We entered to immediate gridlock. Wall to wall, thousands of fans clumped together as they tried to move around the massive hall. If the entire room had been filled from corner to corner with cement, it would have been easier to navigate through. I got wind of the fire marshal closing down the show the day before, but I had no idea it would be this bad. According to this article from the Hudson Reporter, the show’s greedy organizes oversold 7,000 tickets to a venue that only holds 2,000. By overselling, these promoters guaranteed fans a logjam instead of an experience with celebrities, and guaranteed themselves fat wads of cash. I was appalled by this human herd, which made it nearly impossible to breathe, let alone move from place to place. At one point, I came across a woman screaming through a megaphone that Norman Reedus’ line would be four hours long. A short distance away, another staffer held up a sign that read, “BE BACK AT 1:30 PM.” But there was no way to distinguish which line went to which celebrity. That’s not fan friendly. That’s a disgusting disgrace.
The only place that wasn’t crowded was “Nobody Cares Row,” as I named it, where all the non-Walking Dead people sat. Because let’s face it, if you weren’t part of Walking Dead at this Walker Stalker, nobody cared about you but me. Remember those interviews the promoters had set up for me? Turns out they were 5 minutes each, and I had to go to some separate room upstairs to conduct them. Even if I could’ve found that room, I’d never been able to reach it through the masses, unless I headed there an hour early. Plan Be would have been to conduct those interviews at the celebs’ tables, but that wasn’t going to work; the promoters had set up Q&A’s along one wall of the hall, and the speakers were set up so thunderously loud, it would have bled all over my audio if I had been on the other side of the hall (a problem I ran into at the Living Dead Fest, also. One more reason I’ve found to avoid panel discussions).
Maybe the dealers’ “room” would make up for this? No chance in Hell. There were a smattering of tables thrown together toward the exit door, and most of them were selling junk. I actually bought a POP Vinyl Gremlin figure, solely to justify making the trip. A glance at a few more tables, and we were out.
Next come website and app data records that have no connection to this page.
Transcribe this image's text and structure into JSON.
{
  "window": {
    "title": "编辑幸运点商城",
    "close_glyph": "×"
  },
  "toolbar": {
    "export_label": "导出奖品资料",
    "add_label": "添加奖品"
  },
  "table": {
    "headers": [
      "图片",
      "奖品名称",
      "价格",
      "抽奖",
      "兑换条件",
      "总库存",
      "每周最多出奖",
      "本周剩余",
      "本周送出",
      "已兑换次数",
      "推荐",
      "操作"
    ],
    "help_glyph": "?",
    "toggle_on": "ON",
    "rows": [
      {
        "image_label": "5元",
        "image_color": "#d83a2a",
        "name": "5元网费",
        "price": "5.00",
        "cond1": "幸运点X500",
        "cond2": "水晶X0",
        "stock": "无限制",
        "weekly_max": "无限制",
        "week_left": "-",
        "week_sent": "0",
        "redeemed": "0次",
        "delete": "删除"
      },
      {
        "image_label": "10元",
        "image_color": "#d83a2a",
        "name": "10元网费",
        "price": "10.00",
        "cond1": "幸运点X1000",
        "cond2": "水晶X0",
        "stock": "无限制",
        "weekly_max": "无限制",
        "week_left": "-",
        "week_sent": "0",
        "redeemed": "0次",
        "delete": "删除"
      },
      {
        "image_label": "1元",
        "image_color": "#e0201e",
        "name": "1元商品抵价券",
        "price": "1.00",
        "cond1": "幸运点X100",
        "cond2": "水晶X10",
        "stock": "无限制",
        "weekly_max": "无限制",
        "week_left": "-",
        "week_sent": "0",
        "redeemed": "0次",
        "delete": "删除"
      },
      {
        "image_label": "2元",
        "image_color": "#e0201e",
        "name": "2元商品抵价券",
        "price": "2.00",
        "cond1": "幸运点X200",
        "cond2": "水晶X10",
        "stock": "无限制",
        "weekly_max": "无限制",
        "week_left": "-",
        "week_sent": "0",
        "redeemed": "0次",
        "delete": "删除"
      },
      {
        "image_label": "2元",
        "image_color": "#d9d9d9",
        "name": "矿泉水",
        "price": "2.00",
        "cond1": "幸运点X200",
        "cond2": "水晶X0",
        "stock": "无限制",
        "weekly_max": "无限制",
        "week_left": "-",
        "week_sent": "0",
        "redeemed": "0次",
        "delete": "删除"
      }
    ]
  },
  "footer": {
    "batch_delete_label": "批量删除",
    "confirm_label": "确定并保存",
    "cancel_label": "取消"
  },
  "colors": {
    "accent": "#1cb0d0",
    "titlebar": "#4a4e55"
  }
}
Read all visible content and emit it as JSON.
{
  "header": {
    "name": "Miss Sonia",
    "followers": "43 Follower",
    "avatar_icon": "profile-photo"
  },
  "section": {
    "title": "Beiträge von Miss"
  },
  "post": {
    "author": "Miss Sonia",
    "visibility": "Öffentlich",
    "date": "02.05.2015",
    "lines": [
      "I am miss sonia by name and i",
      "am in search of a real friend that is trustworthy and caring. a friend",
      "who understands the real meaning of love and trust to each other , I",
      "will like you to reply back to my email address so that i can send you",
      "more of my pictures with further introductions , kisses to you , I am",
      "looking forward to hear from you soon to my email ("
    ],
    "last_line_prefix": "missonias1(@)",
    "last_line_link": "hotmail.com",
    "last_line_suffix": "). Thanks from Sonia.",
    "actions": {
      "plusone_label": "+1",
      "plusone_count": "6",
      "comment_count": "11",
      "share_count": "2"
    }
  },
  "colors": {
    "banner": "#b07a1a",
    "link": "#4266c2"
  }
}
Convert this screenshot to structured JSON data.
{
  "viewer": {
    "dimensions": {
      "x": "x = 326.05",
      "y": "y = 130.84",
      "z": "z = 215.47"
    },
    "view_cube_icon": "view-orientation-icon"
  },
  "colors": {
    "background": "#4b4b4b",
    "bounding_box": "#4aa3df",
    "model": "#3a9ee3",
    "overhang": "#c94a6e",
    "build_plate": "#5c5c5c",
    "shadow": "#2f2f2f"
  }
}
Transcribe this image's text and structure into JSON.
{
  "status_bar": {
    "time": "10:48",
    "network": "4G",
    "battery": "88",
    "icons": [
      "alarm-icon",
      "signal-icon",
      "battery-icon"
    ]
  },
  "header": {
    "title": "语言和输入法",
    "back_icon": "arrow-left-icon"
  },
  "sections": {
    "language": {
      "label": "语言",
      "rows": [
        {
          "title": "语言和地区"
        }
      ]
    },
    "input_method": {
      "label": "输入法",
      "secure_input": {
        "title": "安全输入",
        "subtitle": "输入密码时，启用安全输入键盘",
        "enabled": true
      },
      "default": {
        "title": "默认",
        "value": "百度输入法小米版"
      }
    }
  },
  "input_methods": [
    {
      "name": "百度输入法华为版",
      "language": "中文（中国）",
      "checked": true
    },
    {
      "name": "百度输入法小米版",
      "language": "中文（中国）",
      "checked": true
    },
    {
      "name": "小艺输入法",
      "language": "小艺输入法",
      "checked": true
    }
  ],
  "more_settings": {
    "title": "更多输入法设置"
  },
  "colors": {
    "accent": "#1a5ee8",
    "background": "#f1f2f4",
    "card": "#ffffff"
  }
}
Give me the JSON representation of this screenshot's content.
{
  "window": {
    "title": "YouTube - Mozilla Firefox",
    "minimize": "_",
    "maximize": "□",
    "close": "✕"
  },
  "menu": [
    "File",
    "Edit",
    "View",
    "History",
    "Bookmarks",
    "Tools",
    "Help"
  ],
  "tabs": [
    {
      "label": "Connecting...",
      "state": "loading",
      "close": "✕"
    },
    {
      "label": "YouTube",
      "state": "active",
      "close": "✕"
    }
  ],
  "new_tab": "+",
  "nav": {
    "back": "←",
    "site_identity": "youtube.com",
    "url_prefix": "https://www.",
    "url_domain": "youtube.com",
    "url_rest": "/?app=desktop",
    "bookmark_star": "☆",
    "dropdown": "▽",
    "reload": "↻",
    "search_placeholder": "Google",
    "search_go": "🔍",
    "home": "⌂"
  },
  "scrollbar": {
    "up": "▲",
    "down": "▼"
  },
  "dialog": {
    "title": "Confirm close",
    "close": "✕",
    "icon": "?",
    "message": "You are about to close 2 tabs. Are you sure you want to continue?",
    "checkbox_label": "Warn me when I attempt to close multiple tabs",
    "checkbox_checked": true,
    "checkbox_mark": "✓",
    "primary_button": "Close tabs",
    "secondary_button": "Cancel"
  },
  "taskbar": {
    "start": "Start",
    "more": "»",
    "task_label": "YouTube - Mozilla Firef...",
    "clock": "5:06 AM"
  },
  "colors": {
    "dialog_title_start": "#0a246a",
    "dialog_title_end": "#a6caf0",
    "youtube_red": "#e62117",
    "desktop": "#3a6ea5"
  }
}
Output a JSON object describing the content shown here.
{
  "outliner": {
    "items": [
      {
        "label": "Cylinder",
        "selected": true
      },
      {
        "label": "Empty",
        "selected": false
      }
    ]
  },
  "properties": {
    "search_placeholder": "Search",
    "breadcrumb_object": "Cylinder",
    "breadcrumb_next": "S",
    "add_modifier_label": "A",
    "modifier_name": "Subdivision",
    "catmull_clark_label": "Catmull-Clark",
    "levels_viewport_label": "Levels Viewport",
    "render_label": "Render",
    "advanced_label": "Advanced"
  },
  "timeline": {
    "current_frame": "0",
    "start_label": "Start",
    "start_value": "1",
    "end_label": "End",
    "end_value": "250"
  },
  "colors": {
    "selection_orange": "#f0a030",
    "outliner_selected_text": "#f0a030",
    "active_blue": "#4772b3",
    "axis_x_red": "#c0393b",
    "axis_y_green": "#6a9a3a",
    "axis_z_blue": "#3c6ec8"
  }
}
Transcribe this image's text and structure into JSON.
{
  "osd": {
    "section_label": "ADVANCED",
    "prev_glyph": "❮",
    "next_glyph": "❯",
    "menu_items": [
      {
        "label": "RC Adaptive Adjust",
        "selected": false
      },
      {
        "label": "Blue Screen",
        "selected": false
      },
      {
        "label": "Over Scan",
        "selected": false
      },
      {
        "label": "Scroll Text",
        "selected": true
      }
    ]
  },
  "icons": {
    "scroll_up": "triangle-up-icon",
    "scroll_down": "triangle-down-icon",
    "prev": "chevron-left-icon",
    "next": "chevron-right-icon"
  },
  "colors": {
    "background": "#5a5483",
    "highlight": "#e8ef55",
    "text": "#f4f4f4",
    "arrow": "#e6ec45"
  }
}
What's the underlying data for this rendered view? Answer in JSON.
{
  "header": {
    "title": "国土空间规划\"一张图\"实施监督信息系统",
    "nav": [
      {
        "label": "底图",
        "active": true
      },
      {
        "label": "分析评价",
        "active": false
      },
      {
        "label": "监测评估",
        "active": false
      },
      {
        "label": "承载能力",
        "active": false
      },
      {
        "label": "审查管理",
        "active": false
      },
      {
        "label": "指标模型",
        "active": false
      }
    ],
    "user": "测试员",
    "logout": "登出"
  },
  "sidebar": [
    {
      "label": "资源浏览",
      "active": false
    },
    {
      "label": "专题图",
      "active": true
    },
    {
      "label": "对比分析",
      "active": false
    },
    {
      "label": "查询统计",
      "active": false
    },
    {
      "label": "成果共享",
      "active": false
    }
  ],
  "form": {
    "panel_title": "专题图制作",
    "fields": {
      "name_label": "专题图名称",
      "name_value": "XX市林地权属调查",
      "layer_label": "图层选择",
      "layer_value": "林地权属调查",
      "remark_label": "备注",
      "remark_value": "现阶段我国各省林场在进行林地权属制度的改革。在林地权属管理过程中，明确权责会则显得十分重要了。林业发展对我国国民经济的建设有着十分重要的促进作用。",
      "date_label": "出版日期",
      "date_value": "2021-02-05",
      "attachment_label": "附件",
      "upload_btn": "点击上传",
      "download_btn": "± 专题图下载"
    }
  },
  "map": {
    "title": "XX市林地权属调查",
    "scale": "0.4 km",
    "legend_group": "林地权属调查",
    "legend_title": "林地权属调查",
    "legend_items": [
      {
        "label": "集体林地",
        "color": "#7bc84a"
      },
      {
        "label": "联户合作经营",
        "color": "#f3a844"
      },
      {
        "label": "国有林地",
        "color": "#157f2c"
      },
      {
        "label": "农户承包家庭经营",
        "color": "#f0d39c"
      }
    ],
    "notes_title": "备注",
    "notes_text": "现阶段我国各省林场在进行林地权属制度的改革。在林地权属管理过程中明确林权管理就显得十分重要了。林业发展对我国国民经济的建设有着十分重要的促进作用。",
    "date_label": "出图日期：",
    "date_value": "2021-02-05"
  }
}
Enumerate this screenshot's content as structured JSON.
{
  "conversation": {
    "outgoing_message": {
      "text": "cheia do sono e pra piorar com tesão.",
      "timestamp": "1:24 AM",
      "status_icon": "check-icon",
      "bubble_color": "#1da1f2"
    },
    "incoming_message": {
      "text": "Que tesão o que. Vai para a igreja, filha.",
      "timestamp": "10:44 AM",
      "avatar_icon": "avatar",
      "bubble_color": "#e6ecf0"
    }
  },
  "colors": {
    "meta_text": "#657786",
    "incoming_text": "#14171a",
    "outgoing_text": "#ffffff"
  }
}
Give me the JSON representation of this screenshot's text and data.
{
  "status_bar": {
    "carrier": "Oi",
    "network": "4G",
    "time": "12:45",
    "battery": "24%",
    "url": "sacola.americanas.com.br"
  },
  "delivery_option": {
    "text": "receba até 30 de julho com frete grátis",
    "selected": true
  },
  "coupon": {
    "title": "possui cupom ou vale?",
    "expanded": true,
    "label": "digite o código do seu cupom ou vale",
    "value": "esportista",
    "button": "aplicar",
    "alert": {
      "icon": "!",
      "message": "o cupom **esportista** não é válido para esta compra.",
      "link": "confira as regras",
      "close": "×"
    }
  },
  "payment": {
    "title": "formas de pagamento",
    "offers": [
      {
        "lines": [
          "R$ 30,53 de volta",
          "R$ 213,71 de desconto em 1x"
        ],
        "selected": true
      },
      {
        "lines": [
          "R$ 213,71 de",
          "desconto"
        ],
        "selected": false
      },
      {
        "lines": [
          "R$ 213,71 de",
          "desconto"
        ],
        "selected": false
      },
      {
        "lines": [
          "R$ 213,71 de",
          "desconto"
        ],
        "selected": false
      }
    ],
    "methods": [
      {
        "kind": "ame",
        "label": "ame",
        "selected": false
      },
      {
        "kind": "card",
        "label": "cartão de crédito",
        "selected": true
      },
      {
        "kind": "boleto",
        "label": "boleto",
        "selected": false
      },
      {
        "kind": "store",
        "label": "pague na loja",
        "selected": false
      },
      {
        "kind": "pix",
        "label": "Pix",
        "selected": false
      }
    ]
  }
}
But hey, at least we could look forward to a good meal at Chili’s. We had a fun time with a cute waitress back when we went to Saturday Nightmares. Not this time. Our bleach blonde waitress gave some atrocious table service, and the food was mediocre at best. A terrible end to a terrible experience.
The Walker Stalker Con was a bust. It confirmed not only that I’m ready to avoid cons for a long time, but also that greed chokes out fun and kills it. I can’t ever see myself going to a Walker Stalker con again, but here’s the problem: I guarantee this show made money hand over fist, so I’m sure the promoters won’t change a thing as they run shows across the country. So goes the convention circuit, sadly.